Pregnancy and Personhood


Pregnancy Justice fights for and defends the personhood of all people with the capacity for pregnancy.

Throughout U.S. history, the capacity for pregnancy and pregnancy itself have been used to deny people their constitutional and human rights or their personhood. Indeed, many groups of people in the U.S. have not yet achieved “personhood,” a status that demands recognition and protection under the law as human beings with full legal rights.

Current efforts to establish personhood for fertilized eggs, embryos, and fetuses act as brilliant distractions from actual personhood movements such as Black Lives Matter.

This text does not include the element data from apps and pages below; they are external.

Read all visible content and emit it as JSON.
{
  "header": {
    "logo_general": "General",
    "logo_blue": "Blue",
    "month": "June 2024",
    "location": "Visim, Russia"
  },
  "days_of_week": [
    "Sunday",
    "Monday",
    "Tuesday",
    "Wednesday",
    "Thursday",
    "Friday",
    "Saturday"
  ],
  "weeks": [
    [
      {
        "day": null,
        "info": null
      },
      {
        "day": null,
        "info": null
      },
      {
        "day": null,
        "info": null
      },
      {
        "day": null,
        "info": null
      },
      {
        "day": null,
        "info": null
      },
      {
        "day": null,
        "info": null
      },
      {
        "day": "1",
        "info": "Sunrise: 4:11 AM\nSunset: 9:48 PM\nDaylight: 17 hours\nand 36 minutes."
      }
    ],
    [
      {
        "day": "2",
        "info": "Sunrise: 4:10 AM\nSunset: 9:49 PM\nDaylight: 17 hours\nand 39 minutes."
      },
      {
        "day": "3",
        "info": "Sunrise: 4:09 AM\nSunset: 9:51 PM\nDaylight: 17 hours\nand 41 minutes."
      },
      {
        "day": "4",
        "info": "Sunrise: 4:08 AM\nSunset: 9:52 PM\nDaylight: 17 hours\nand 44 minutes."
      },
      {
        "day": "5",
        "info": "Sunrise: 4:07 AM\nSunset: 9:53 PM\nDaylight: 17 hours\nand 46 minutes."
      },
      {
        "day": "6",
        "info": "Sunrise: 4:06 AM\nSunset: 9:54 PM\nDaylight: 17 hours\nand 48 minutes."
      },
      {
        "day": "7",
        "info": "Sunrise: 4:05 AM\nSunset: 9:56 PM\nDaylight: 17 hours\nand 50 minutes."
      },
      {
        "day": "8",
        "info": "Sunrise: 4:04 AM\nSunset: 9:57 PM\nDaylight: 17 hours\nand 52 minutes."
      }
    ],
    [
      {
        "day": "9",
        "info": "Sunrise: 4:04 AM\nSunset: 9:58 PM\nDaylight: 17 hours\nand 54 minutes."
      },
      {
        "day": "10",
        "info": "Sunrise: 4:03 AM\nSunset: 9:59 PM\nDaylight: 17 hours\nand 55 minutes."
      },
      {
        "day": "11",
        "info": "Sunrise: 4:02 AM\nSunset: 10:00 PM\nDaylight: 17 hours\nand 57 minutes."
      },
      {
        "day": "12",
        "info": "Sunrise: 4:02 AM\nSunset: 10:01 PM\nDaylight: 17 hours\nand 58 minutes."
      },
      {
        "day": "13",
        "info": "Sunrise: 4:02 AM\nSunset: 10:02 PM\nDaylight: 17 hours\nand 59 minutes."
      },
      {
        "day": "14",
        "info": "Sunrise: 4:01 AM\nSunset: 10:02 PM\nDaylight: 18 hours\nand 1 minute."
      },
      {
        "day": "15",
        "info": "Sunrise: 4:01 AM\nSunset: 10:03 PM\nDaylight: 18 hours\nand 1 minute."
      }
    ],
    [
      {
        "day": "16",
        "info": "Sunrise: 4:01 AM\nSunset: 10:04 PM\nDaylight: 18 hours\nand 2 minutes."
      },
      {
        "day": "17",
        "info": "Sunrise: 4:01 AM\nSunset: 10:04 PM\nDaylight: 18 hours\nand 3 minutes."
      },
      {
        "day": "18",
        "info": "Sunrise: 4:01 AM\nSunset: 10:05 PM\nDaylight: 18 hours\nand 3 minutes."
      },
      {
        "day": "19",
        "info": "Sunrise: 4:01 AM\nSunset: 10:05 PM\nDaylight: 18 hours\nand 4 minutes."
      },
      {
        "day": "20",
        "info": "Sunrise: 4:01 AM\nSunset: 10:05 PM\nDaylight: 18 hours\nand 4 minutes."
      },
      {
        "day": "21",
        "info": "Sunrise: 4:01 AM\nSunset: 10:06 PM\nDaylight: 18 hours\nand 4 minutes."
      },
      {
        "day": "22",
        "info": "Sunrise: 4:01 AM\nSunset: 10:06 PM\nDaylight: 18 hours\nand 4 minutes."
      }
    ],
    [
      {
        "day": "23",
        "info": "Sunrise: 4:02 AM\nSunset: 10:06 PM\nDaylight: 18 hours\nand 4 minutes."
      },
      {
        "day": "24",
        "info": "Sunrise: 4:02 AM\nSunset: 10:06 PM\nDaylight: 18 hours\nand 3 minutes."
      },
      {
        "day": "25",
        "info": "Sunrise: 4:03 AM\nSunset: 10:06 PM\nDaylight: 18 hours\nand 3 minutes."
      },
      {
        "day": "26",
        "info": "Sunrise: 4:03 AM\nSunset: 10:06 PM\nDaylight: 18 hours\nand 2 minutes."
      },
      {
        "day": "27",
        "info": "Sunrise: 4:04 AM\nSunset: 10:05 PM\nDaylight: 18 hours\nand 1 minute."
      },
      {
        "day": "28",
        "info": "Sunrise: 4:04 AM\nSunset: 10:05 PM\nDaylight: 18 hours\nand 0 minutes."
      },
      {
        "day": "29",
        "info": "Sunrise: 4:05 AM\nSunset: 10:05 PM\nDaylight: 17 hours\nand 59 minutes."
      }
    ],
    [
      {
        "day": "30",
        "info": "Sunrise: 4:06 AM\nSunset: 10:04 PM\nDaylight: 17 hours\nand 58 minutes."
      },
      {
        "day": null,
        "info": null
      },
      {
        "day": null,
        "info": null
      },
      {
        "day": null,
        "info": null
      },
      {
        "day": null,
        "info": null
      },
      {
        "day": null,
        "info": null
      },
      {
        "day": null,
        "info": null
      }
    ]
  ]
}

For enslaved Black women, their capacity to get pregnant (often through rape by the people who enslaved them) and to produce more humans who could be enslaved, fueled both slavery and capitalism, systems that denied Black women and men their legal personhood. For white women who sought equal participation in society, their capacity for pregnancy was used as an explicit justification for denying them rights equal to those of white men. For example, in an 1872 U.S. Supreme Court decision upholding Illinois’ ban on women becoming lawyers, concurring Justice Brady explained that the basis for such a ban was “The paramount destiny and mission of women are to fulfill the noble and benign offices of wife and mother. This is the law of the Creator. And the rules of civil society.” Bradwell v. The State, 83 U.S. 130 (1872).

In addition to so-called “personhood” measures, many other laws and court decisions that involve pregnancy provide the basis for denying people with the capacity for pregnancy their personhood. Such laws include anti-abortion laws, feticide laws, laws prohibiting health care providers from respecting a pregnant patient’s advanced directives, criminal laws as well as civil commitment and child protections laws that permit detention of pregnant people, laws that deny parental rights based on a person's health and health care decisions during pregnancy and court decisions upholding forced surgery on pregnant patients are just some examples of ways in which “personhood” is denied to all who have capacity for pregnancy.

Pregnancy Justice knows that it is not possible to add fertilized eggs, embryos, and fetuses to the community of constitutional persons without subtracting people with the capacity for pregnancy.

Pregnancy Justice believes that no person should fear arrest or be subjected to government control or retribution as a result of pregnancy or any outcome of pregnancy.

Call us or have your lawyer reach us at 212-255-9252.